in all the stories from history how many times does the man shoot blanks? ever? a guy has 5 wives and they are all barren? all of them? its all a little crazy if you ask me

Draft Brad Miller-- NC Sen ActBlue

"Keep the Faith"

okay...now I hadn't thought of that

Hmmmmm

Robin Hayes lied. Nobody died, but thousands of folks lost their jobs.



***************************
Vote Democratic, the ass you save may be your own.

Well, silly, it's because the women

are all cursed, of course. They all angered god. At the same time. gawd. Don't y'all read the O.T.? (snarks)

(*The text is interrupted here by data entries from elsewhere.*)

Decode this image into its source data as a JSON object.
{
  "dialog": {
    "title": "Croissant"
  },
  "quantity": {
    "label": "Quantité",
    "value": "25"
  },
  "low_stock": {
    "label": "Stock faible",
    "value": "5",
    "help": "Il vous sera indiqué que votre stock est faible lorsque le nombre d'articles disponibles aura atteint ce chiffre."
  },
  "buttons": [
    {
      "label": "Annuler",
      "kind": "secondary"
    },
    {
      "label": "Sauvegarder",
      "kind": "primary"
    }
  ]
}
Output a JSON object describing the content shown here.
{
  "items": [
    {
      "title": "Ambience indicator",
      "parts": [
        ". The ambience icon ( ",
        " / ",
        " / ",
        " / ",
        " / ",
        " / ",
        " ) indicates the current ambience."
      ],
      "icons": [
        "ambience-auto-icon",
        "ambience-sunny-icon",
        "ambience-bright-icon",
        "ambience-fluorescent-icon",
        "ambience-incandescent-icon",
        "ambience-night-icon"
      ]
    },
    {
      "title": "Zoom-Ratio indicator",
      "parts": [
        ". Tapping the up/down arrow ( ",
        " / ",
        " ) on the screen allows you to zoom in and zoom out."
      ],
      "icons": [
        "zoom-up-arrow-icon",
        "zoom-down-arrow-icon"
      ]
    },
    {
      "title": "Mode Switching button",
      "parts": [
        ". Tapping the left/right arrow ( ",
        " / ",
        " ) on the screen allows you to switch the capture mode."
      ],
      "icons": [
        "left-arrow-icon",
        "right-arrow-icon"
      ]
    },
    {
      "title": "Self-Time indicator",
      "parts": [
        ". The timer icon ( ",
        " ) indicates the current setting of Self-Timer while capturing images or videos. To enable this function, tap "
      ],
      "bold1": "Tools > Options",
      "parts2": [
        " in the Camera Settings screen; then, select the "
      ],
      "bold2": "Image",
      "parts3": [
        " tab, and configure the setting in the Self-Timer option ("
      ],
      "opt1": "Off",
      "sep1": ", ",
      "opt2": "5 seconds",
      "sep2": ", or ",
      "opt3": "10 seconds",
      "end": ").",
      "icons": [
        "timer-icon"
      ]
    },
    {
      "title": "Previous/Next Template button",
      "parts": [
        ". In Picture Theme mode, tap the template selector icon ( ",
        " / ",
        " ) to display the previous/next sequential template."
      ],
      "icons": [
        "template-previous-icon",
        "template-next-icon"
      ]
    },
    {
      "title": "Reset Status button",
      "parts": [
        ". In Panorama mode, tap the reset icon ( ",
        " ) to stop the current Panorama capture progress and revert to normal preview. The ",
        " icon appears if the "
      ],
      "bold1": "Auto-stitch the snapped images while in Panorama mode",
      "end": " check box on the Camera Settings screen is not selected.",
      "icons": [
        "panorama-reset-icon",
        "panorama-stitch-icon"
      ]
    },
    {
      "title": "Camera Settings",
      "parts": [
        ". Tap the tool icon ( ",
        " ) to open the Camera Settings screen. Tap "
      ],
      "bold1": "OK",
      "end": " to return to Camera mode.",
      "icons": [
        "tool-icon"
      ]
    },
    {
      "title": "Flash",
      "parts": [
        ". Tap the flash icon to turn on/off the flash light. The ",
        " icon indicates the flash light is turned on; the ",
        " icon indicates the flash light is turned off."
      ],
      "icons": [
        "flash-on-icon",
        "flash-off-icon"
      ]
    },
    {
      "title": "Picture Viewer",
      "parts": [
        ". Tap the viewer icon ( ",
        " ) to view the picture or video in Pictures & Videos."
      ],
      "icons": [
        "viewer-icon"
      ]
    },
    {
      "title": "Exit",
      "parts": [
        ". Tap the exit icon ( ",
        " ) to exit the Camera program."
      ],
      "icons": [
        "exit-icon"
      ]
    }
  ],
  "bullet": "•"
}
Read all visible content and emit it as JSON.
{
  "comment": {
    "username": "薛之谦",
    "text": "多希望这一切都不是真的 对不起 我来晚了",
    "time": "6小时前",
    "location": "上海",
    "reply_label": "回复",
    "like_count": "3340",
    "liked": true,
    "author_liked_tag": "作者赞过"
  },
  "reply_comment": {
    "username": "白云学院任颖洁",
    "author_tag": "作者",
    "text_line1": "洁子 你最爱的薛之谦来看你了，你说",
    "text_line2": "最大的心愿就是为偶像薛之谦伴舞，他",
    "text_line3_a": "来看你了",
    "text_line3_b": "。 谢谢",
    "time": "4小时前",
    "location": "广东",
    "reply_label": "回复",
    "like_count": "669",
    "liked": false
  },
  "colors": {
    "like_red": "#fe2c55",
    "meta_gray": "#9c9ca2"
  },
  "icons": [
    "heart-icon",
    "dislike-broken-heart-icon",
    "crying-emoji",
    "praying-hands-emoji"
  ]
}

"They took all the trees and put them in a tree museum Then they charged the people a dollar 'n a half just to see 'em. Don't it always seem to go that you don't know what you've got till it's gone? They paved paradise and put up a parking lot."

They used to believe weird things

The homunculus theory is notably weird, and places all the blame for lack of bebbehs on the woman. This theory was that the man provided a teeny tiny proto-human (homunculus) during intercourse, which then incubated in the woman's womb. If it didn't grow, it was the woman's fault for having an inhospitable womb.

Much to think about here

Ok, I'll admit to being an old hippie and trying to break the sterotypes in the 60's and 70's. Love was free and better than war. We didn't want to be pigeon-holed back then any more than women do today. Where has that gotten us? Where have all those hippies gone? Some of us are still around, still raising our voices and fighting against the doctrines of the day. Most of us are now the over 30's type that we didn't trust then and can't be trusted now. We did make some changes that I am proud of....some men actually help raise the children, wash dishes and clothes, help clean the house and do the shopping. Some women are the bread winners and their hubby's are stay-at-home dads. Things do change, but sllllloooooowwwwwllllllyyyyyy.

Great post C.Diane! I wish you would write more often, I really enjoy your perspective.

No matter that patriotism is too often the refuge of scoundrels. Dissent, rebellion, and all-around hell-raising remain the true duty of patriots.

Progressive Discussions